pendejo$ (pen da' hOs): silly , srupid ones [Spanishl .
"If they were wearing red lipstick, maybe. " Alfonso sat with his brother in silence , both of them smearing ants with their floppy high tops. Girls couJd sure act weird , especially the ones you meet o n Halloween . Latcr that day. Alfonso sat o n the porch pressing on his teeth. Press, relax; press, relax . His portable radio was on, but not loud enough to make Mr. Rojas come down the steps and wave his cane at him. Alfonso's fa ther drove up. Alfonso could [eU by the way he sat in his truck, a Datsun with a different-colored front fender, that his team had lost their softball game. Alfonso gOt oifthe porch in a hurry because he knew his fath er would be in a bad mood. He went to the backyard , where he unlocked his bike , sat on it with the kickstand down, and pressed on his teeth . He punched himsdfin the stomach, and growled , " Cuts. " Then he patted his butch and whispered , " Fresh." After a while Alfonso pedaled up the street, hands in his pockets, toward Foster's Freeze, where he was chased by a ratlike Chihuahua. At his old school, John Burroughs Elementary, he found a kid hanging upside down on the [OP of a barbed-wire fence with a girl looking up at him . Alfonso skidded to a stop and helped the kid untangle his pants from the barbed wire. The kid was grateful. He had been afraid he would have to stay up there all night. His sister, who was Alfonso's age , was also grateful. If she had to go home and tell her mother that Frankie was stuck on a fence and couldn ' t get down, she would get scolded. " Thanks," she said. " What's your name?" Alfonso remembered her from his school and noticed that she was kind of cute, with po nytails and straight teeth. "Alfonso . You go to my school, huh ?" " Yeah. I've seen you around. You live nearby? " " Over on Madison. " " My uncle used to live on that strect, but he moved toStockron ." " Stockton's near Sacramento, isn' t it?" " You been there ?" " No. " Alfonso looked down at his shoes. He wanted to say some thing clever the way people do on TV . But the only thing he could think to say was that the governor lived in Sacramento. As soon as he shared this observation, he winced inside. Alfonso walked with the girl and the boy as they started fo r home . They didn 't talk much . Every few steps, the girl , whose name was Sandra, would look at him our of the corner of her eye, and Alfonso wo uld look away. He learned that she was in seventh grade, just like him , and that she had a pet terrier named Queenie. Her fath er was a
Part Thra Fa l/i1l/J in I..m-e

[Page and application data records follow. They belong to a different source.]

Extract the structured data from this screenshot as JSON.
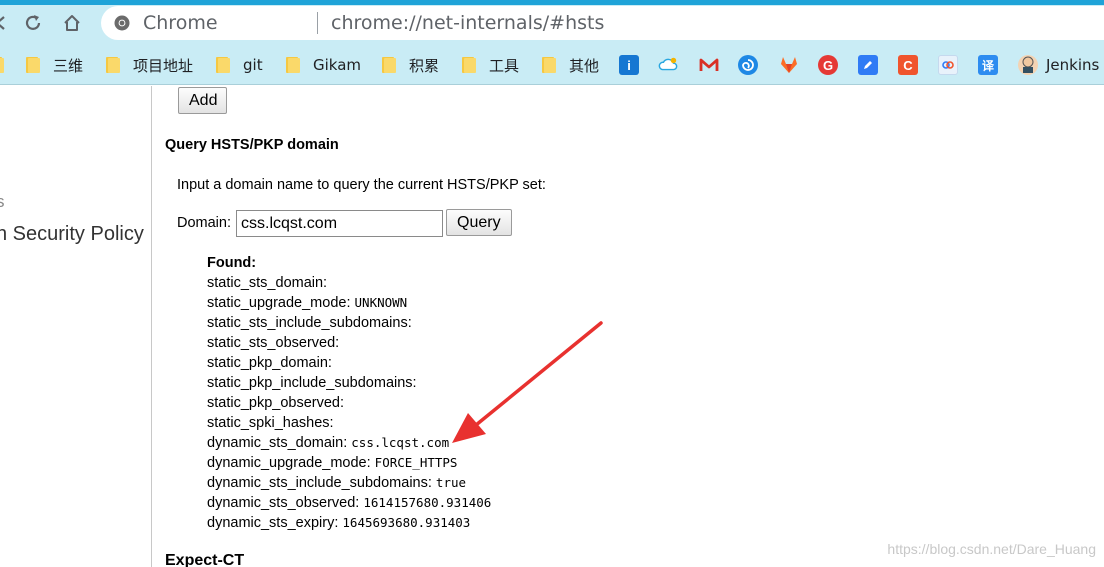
{
  "browser": {
    "omnibox_label": "Chrome",
    "url": "chrome://net-internals/#hsts"
  },
  "bookmarks": [
    {
      "label": "三维",
      "icon": "folder-icon"
    },
    {
      "label": "项目地址",
      "icon": "folder-icon"
    },
    {
      "label": "git",
      "icon": "folder-icon"
    },
    {
      "label": "Gikam",
      "icon": "folder-icon"
    },
    {
      "label": "积累",
      "icon": "folder-icon"
    },
    {
      "label": "工具",
      "icon": "folder-icon"
    },
    {
      "label": "其他",
      "icon": "folder-icon"
    },
    {
      "label": "Jenkins",
      "icon": "jenkins-icon"
    }
  ],
  "sidebar": {
    "dim_text": "s",
    "item": "n Security Policy"
  },
  "main": {
    "add_button": "Add",
    "query_heading": "Query HSTS/PKP domain",
    "instructions": "Input a domain name to query the current HSTS/PKP set:",
    "domain_label": "Domain:",
    "domain_value": "css.lcqst.com",
    "query_button": "Query",
    "found_label": "Found:",
    "results": [
      {
        "key": "static_sts_domain:",
        "value": ""
      },
      {
        "key": "static_upgrade_mode:",
        "value": "UNKNOWN"
      },
      {
        "key": "static_sts_include_subdomains:",
        "value": ""
      },
      {
        "key": "static_sts_observed:",
        "value": ""
      },
      {
        "key": "static_pkp_domain:",
        "value": ""
      },
      {
        "key": "static_pkp_include_subdomains:",
        "value": ""
      },
      {
        "key": "static_pkp_observed:",
        "value": ""
      },
      {
        "key": "static_spki_hashes:",
        "value": ""
      },
      {
        "key": "dynamic_sts_domain:",
        "value": "css.lcqst.com"
      },
      {
        "key": "dynamic_upgrade_mode:",
        "value": "FORCE_HTTPS"
      },
      {
        "key": "dynamic_sts_include_subdomains:",
        "value": "true"
      },
      {
        "key": "dynamic_sts_observed:",
        "value": "1614157680.931406"
      },
      {
        "key": "dynamic_sts_expiry:",
        "value": "1645693680.931403"
      }
    ],
    "next_heading": "Expect-CT"
  },
  "watermark": "https://blog.csdn.net/Dare_Huang",
  "colors": {
    "annotation_arrow": "#e8312f",
    "toolbar_bg": "#c9ecf5"
  }
}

mechanic at Rudy'SSpeedy Repair, and her mother was a teacher's aide at Jefferson Elementary. When they came to the street, Alfonso and Sandra stopped at her com er, but her brother ran home. Alfonso watched him stop in the front yard to talk to a lady he guessed was their mother. She was raking leaves into a pile. " I Live over there," she said , pointing. Alfonso looked over her shoulder for a long time, trying to muster enough nerve to ask her if she'd Like to go bike riding tomorrow. Shyly, he asked, " You wanna go bike riding?" " Maybe." She played with a ponytail and crossed one leg in frOnt of the other. " But my bike has a flat. " " I can get my brother' s bike. He won't mind ." She thought a moment before she said, " OK. But nor tomorrow. I have co go to my aunt's." " H ow about after school on Monday?" " I have to take care of my brother until my mom come